Ask communications professor Linda Kurz about her decades of research and teaching, and she’ll reveal an unexpected inspiration: her 12-year-old Polish lowland sheep dog, Max.
Kurz is passionate about helping students thrive in public speaking scenarios. She also adores her “shaggy dog,” who she insists is like “one of her children.” Naturally, when the idea came to blend these two loves into one unique research question, it quickly became Kurz’s central focus— one she’s been studying since 2009.
“I was reading one day about how patients were being treated with therapy dogs at the Los Angeles Heart Institute,” Kurz recalled. “I thought, ‘If they can help with those kinds of conditions, would a therapy animal help reduce moderate to severe anxiety in a public speaking class?’”
Kurz and rescue dog Max had already completed a therapy animal class and certification. Kurz remembers that the process included kids running, screaming and throwing things across the room to see how Max would react.
The canine’s next test? A college campus.
After Kurz consulted a review board and collected student permission slips, Max made his classroom debut in one of Kurz’s introductory public speaking courses. Due to the nature of the study, students could opt out and leave class at any time— an anxious speaker’s dream. Yet, according to Kurz’s research Max’s presence helped them stay and push through the nerves.
“Before her speech, one student reported that she couldn’t go through with it and was getting ready to leave the class,” Kurz detailed.
“Then, she saw that my dog was sitting there.”
Kurz said she will always remember watching as the young woman took Max’s leash and lead him to the front of the room, where he sat right beside her. When her voice started to waver, Kurz saw Max move closer.
“She said that, at that time, she realized she could make it through the speech,” Kurz recounted.
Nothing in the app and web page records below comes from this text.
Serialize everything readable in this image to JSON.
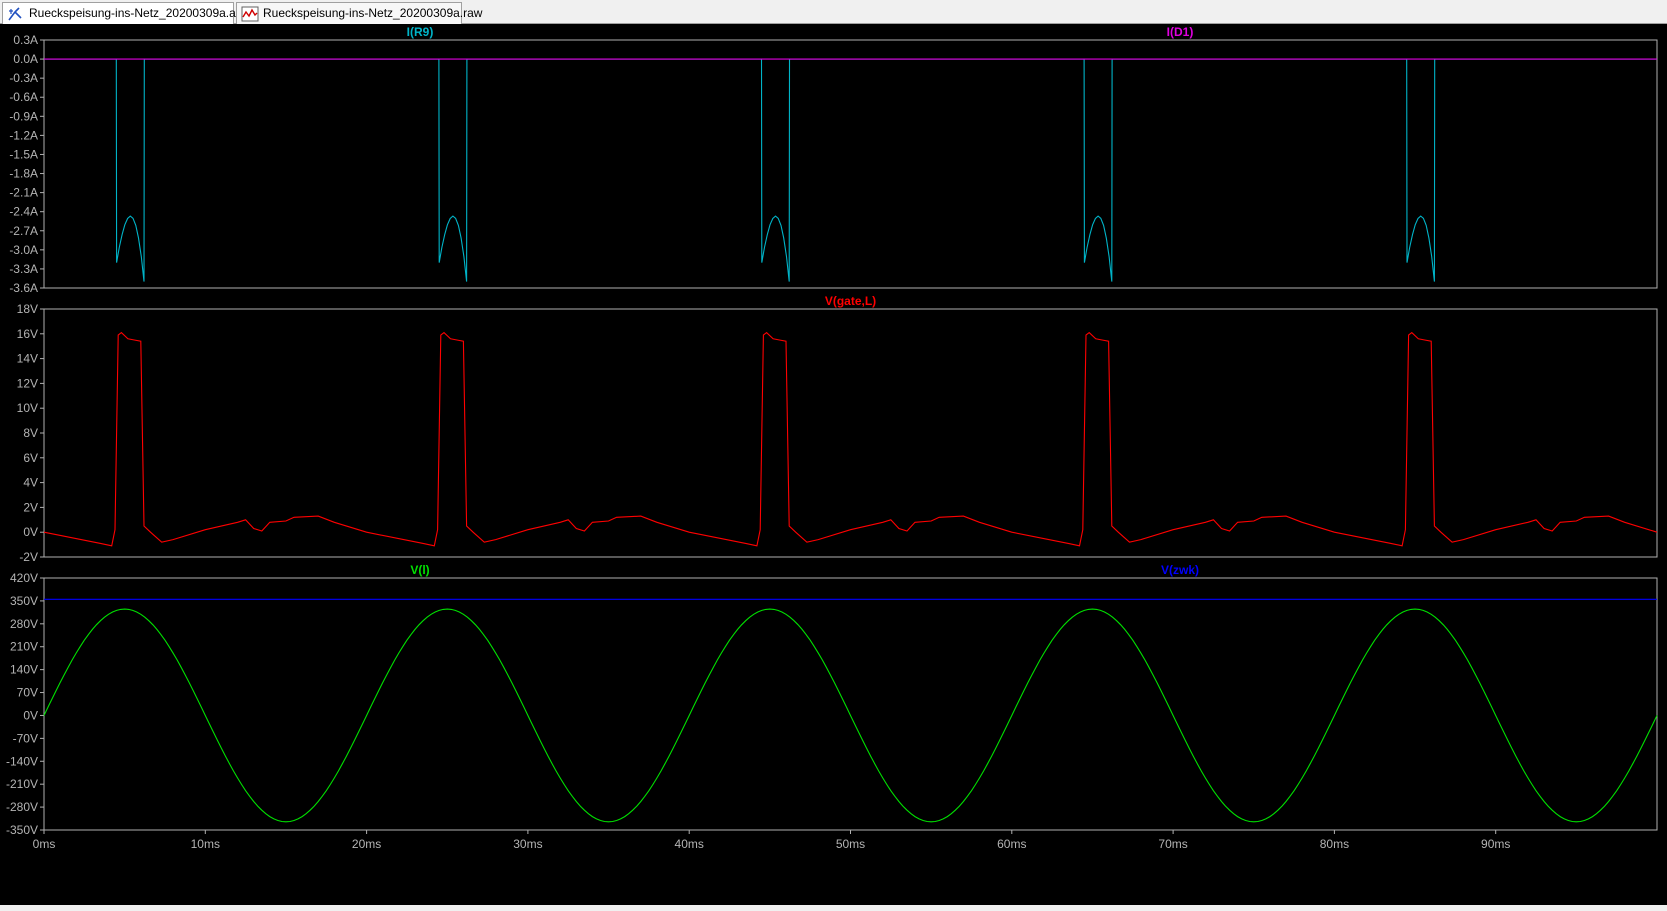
{
  "tabs": [
    {
      "label": "Rueckspeisung-ins-Netz_20200309a.asc",
      "icon": "schematic-icon"
    },
    {
      "label": "Rueckspeisung-ins-Netz_20200309a.raw",
      "icon": "waveform-icon"
    }
  ],
  "chart_data": [
    {
      "type": "line",
      "series": [
        {
          "name": "I(R9)",
          "color": "#00b4c8",
          "pulses_at_ms": [
            5,
            25,
            45,
            65,
            85
          ],
          "pulse_shape": {
            "on_ms": 4.5,
            "off_ms": 6.2,
            "y_start": -3.2,
            "y_peak": -2.55,
            "y_end": -3.5
          },
          "baseline": 0.0
        },
        {
          "name": "I(D1)",
          "color": "#e000e0",
          "constant": 0.0
        }
      ],
      "ylim": [
        -3.6,
        0.3
      ],
      "yticks": [
        "0.3A",
        "0.0A",
        "-0.3A",
        "-0.6A",
        "-0.9A",
        "-1.2A",
        "-1.5A",
        "-1.8A",
        "-2.1A",
        "-2.4A",
        "-2.7A",
        "-3.0A",
        "-3.3A",
        "-3.6A"
      ],
      "xlim": [
        0,
        100
      ]
    },
    {
      "type": "line",
      "series": [
        {
          "name": "V(gate,L)",
          "color": "#ff0000",
          "pulses_at_ms": [
            5,
            25,
            45,
            65,
            85
          ],
          "pulse_shape": {
            "on_ms": 4.5,
            "off_ms": 6.2,
            "v_high": 15.5,
            "v_overshoot": 16.1
          }
        }
      ],
      "ylim": [
        -2,
        18
      ],
      "yticks": [
        "18V",
        "16V",
        "14V",
        "12V",
        "10V",
        "8V",
        "6V",
        "4V",
        "2V",
        "0V",
        "-2V"
      ],
      "xlim": [
        0,
        100
      ]
    },
    {
      "type": "line",
      "series": [
        {
          "name": "V(l)",
          "color": "#00e000",
          "amplitude": 325,
          "frequency_hz": 50
        },
        {
          "name": "V(zwk)",
          "color": "#0000ff",
          "constant": 355
        }
      ],
      "ylim": [
        -350,
        420
      ],
      "yticks": [
        "420V",
        "350V",
        "280V",
        "210V",
        "140V",
        "70V",
        "0V",
        "-70V",
        "-140V",
        "-210V",
        "-280V",
        "-350V"
      ],
      "xlim": [
        0,
        100
      ],
      "xticks": [
        "0ms",
        "10ms",
        "20ms",
        "30ms",
        "40ms",
        "50ms",
        "60ms",
        "70ms",
        "80ms",
        "90ms"
      ]
    }
  ]
}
The rest of the group reported similar results. In particular, Kurz remembers the marked change in a shy pre-med student who had previously admitted to taking two Valium pills before each class period.
It’s powerful stories like these Kurz relies on when other scholars dismiss her work as “cute” or “crazy,” criticisms she says she hears often.
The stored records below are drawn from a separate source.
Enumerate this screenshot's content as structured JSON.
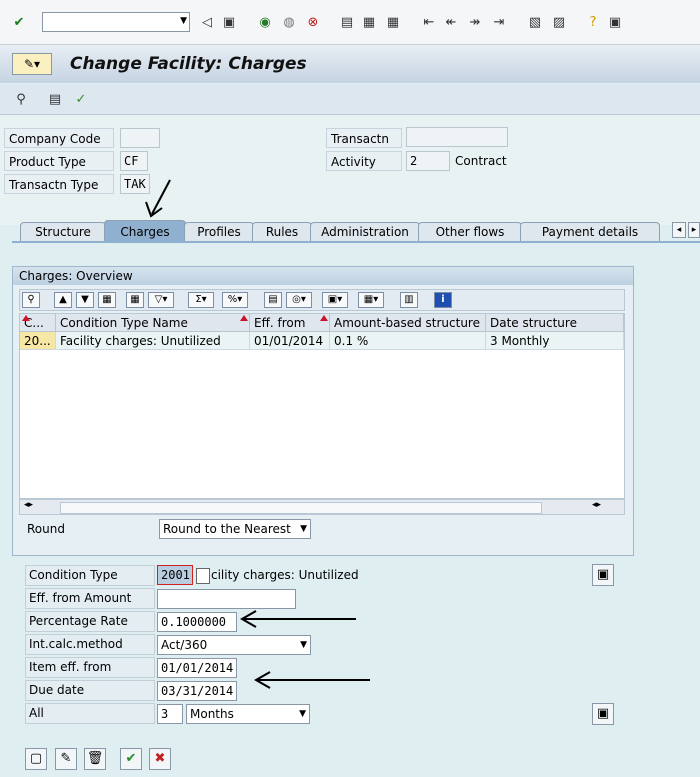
{
  "command_field": {
    "value": ""
  },
  "title": "Change Facility: Charges",
  "header": {
    "company_code": {
      "label": "Company Code",
      "value": ""
    },
    "product_type": {
      "label": "Product Type",
      "value": "CF"
    },
    "transactn_type": {
      "label": "Transactn Type",
      "value": "TAK"
    },
    "transactn": {
      "label": "Transactn",
      "value": ""
    },
    "activity": {
      "label": "Activity",
      "value": "2",
      "text": "Contract"
    }
  },
  "tabs": [
    {
      "label": "Structure"
    },
    {
      "label": "Charges",
      "active": true
    },
    {
      "label": "Profiles"
    },
    {
      "label": "Rules"
    },
    {
      "label": "Administration"
    },
    {
      "label": "Other flows"
    },
    {
      "label": "Payment details"
    }
  ],
  "overview": {
    "title": "Charges: Overview",
    "columns": [
      "C...",
      "Condition Type Name",
      "Eff. from",
      "Amount-based structure",
      "Date structure"
    ],
    "rows": [
      {
        "c": "20...",
        "name": "Facility charges: Unutilized",
        "eff_from": "01/01/2014",
        "amount_structure": "0.1 %",
        "date_structure": "3 Monthly"
      }
    ],
    "round": {
      "label": "Round",
      "value": "Round to the Nearest"
    }
  },
  "detail": {
    "condition_type": {
      "label": "Condition Type",
      "code": "2001",
      "text": "cility charges: Unutilized"
    },
    "eff_from_amount": {
      "label": "Eff. from Amount",
      "value": ""
    },
    "percentage_rate": {
      "label": "Percentage Rate",
      "value": "0.1000000"
    },
    "int_calc_method": {
      "label": "Int.calc.method",
      "value": "Act/360"
    },
    "item_eff_from": {
      "label": "Item eff. from",
      "value": "01/01/2014"
    },
    "due_date": {
      "label": "Due date",
      "value": "03/31/2014"
    },
    "all": {
      "label": "All",
      "number": "3",
      "unit": "Months"
    }
  },
  "colors": {
    "active_tab": "#8fb0cf",
    "title_gradient_top": "#e8eef4",
    "body_bg": "#dfeef0",
    "arrow": "#000000"
  }
}
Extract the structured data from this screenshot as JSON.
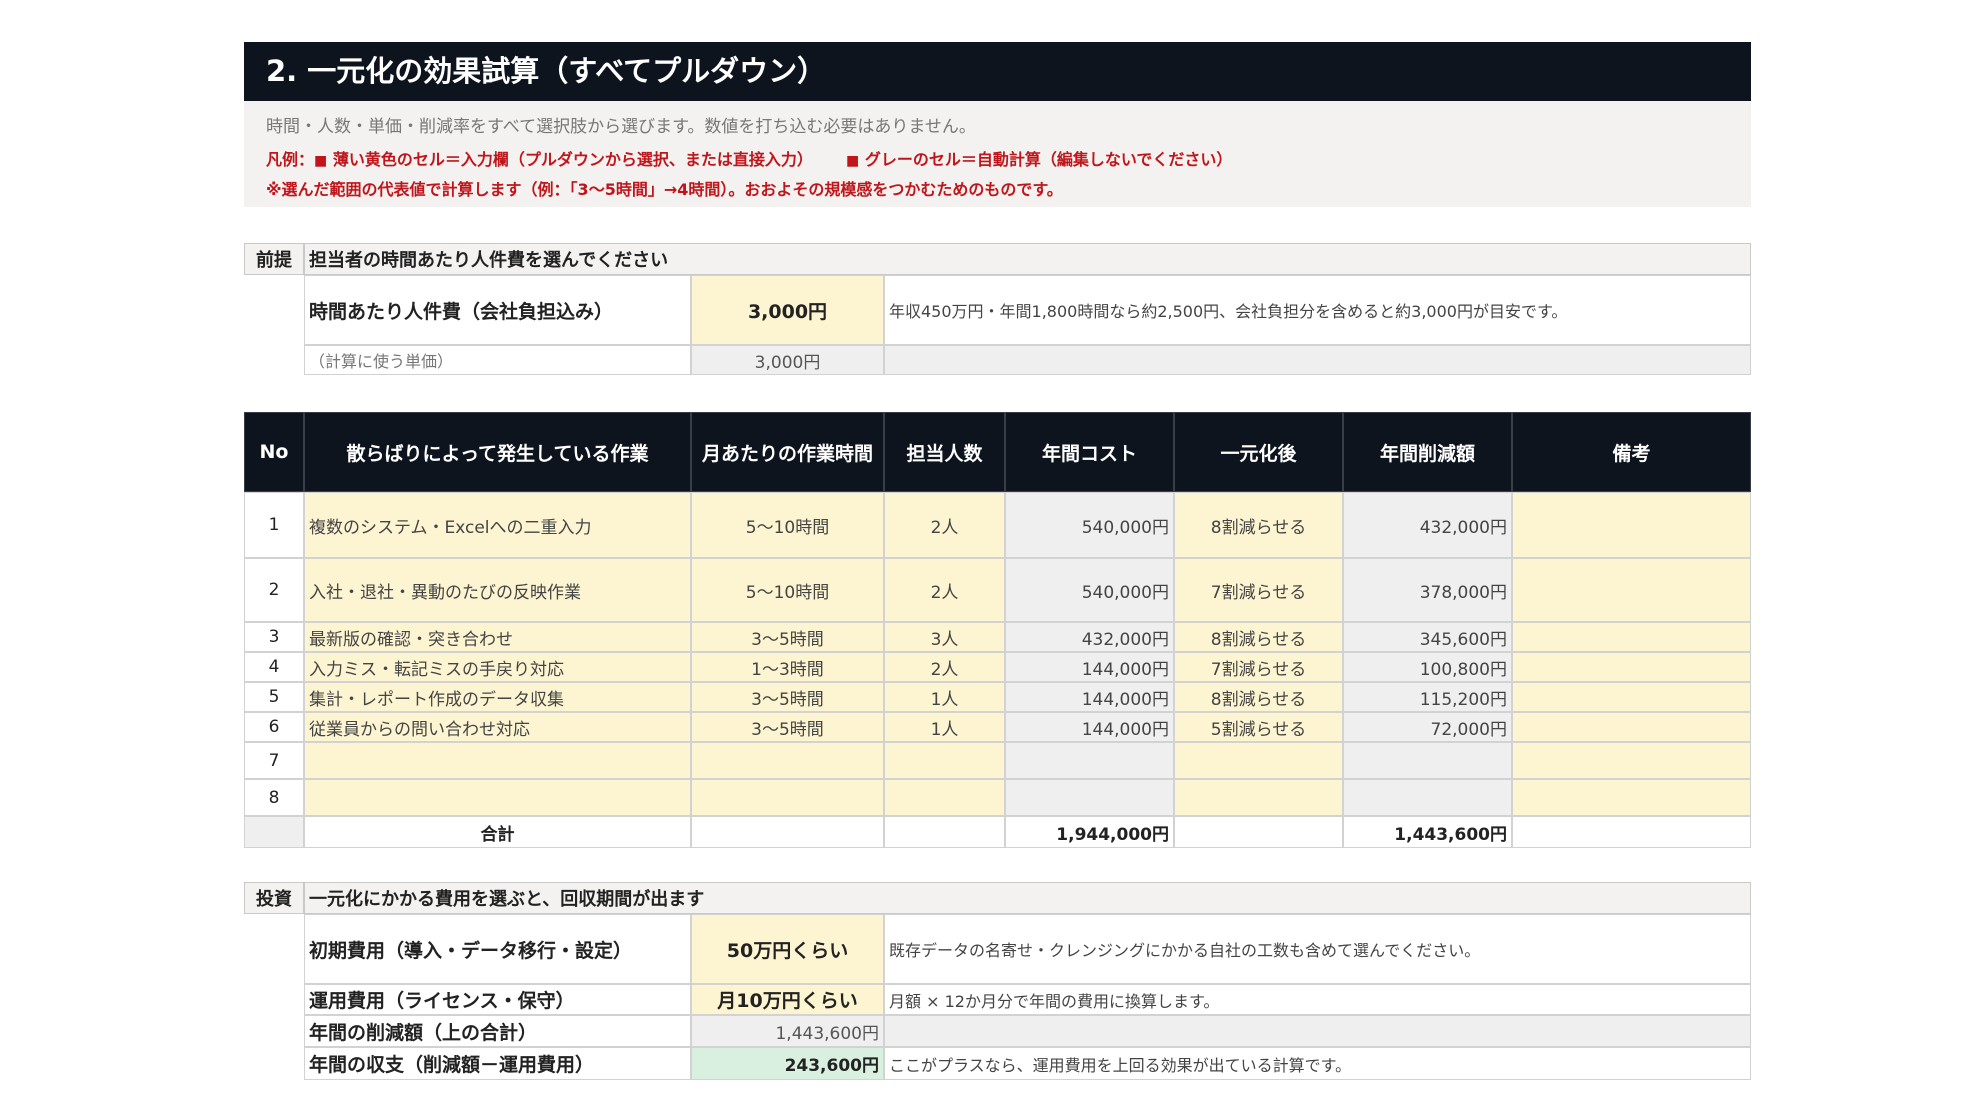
{
  "title": "2. 一元化の効果試算（すべてプルダウン）",
  "notes": {
    "subtitle": "時間・人数・単価・削減率をすべて選択肢から選びます。数値を打ち込む必要はありません。",
    "legend_prefix": "凡例：",
    "legend_yellow": "薄い黄色のセル＝入力欄（プルダウンから選択、または直接入力）",
    "legend_gray": "グレーのセル＝自動計算（編集しないでください）",
    "legend_square": "■",
    "disclaimer": "※選んだ範囲の代表値で計算します（例：「3〜5時間」→4時間）。おおよその規模感をつかむためのものです。"
  },
  "premise": {
    "tag": "前提",
    "heading": "担当者の時間あたり人件費を選んでください",
    "rate_label": "時間あたり人件費（会社負担込み）",
    "rate_value": "3,000円",
    "rate_note": "年収450万円・年間1,800時間なら約2,500円、会社負担分を含めると約3,000円が目安です。",
    "calc_label": "（計算に使う単価）",
    "calc_value": "3,000円"
  },
  "table": {
    "headers": [
      "No",
      "散らばりによって発生している作業",
      "月あたりの作業時間",
      "担当人数",
      "年間コスト",
      "一元化後",
      "年間削減額",
      "備考"
    ],
    "rows": [
      {
        "no": "1",
        "task": "複数のシステム・Excelへの二重入力",
        "hours": "5〜10時間",
        "people": "2人",
        "cost": "540,000円",
        "after": "8割減らせる",
        "saving": "432,000円",
        "memo": ""
      },
      {
        "no": "2",
        "task": "入社・退社・異動のたびの反映作業",
        "hours": "5〜10時間",
        "people": "2人",
        "cost": "540,000円",
        "after": "7割減らせる",
        "saving": "378,000円",
        "memo": ""
      },
      {
        "no": "3",
        "task": "最新版の確認・突き合わせ",
        "hours": "3〜5時間",
        "people": "3人",
        "cost": "432,000円",
        "after": "8割減らせる",
        "saving": "345,600円",
        "memo": ""
      },
      {
        "no": "4",
        "task": "入力ミス・転記ミスの手戻り対応",
        "hours": "1〜3時間",
        "people": "2人",
        "cost": "144,000円",
        "after": "7割減らせる",
        "saving": "100,800円",
        "memo": ""
      },
      {
        "no": "5",
        "task": "集計・レポート作成のデータ収集",
        "hours": "3〜5時間",
        "people": "1人",
        "cost": "144,000円",
        "after": "8割減らせる",
        "saving": "115,200円",
        "memo": ""
      },
      {
        "no": "6",
        "task": "従業員からの問い合わせ対応",
        "hours": "3〜5時間",
        "people": "1人",
        "cost": "144,000円",
        "after": "5割減らせる",
        "saving": "72,000円",
        "memo": ""
      },
      {
        "no": "7",
        "task": "",
        "hours": "",
        "people": "",
        "cost": "",
        "after": "",
        "saving": "",
        "memo": ""
      },
      {
        "no": "8",
        "task": "",
        "hours": "",
        "people": "",
        "cost": "",
        "after": "",
        "saving": "",
        "memo": ""
      }
    ],
    "total_label": "合計",
    "total_cost": "1,944,000円",
    "total_saving": "1,443,600円"
  },
  "investment": {
    "tag": "投資",
    "heading": "一元化にかかる費用を選ぶと、回収期間が出ます",
    "initial_label": "初期費用（導入・データ移行・設定）",
    "initial_value": "50万円くらい",
    "initial_note": "既存データの名寄せ・クレンジングにかかる自社の工数も含めて選んでください。",
    "running_label": "運用費用（ライセンス・保守）",
    "running_value": "月10万円くらい",
    "running_note": "月額 × 12か月分で年間の費用に換算します。",
    "saving_label": "年間の削減額（上の合計）",
    "saving_value": "1,443,600円",
    "balance_label": "年間の収支（削減額－運用費用）",
    "balance_value": "243,600円",
    "balance_note": "ここがプラスなら、運用費用を上回る効果が出ている計算です。"
  }
}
In fact, Kurz believes this research now stands with more validity than ever, as animals have become a prominent method of helping the anxious, elderly and other populations.
Though she once felt like one of the only scholars researching the phenomenon, Kurz now attends conferences like the Human Animal Interaction Conference, which brings together those studying the “human-animal bond.”
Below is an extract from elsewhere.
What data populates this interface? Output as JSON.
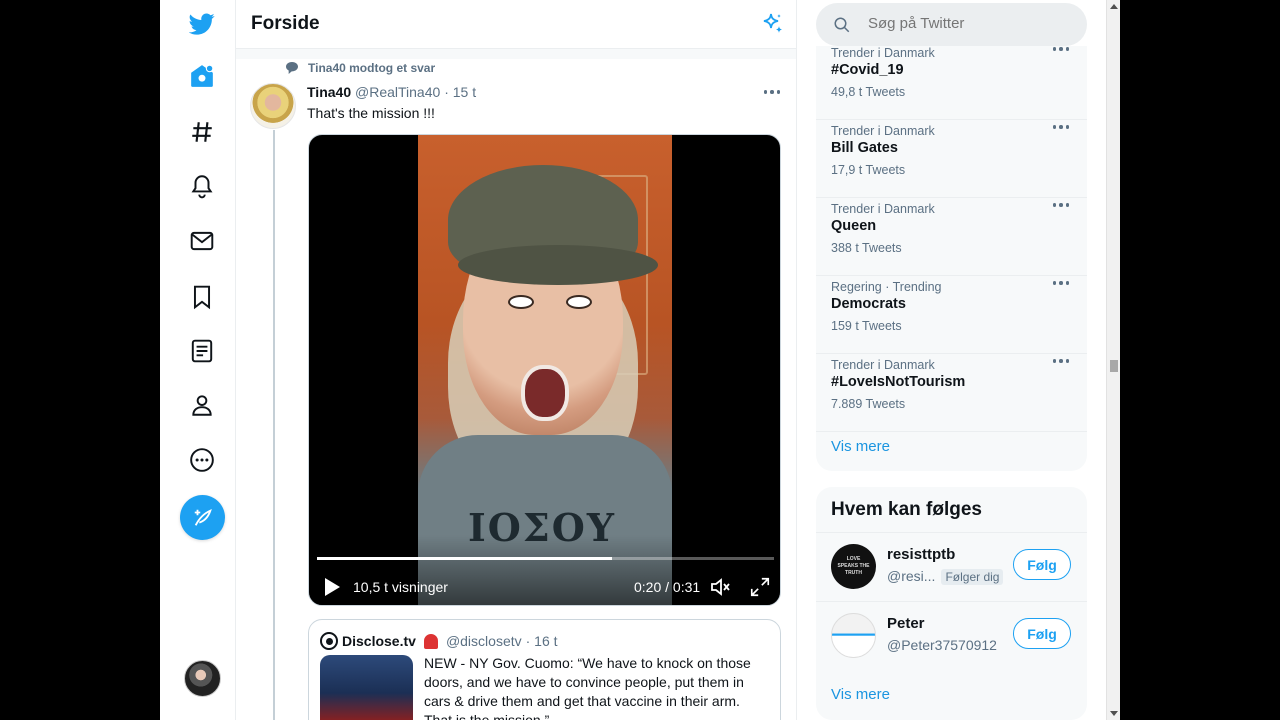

For Kurz, this connection can be seen in the photos of her and Max that she always has ready to show. As she beams at a picture of her long-haired companion, she laughs and turns to ask a question.
“Don’t you just think students would love him?”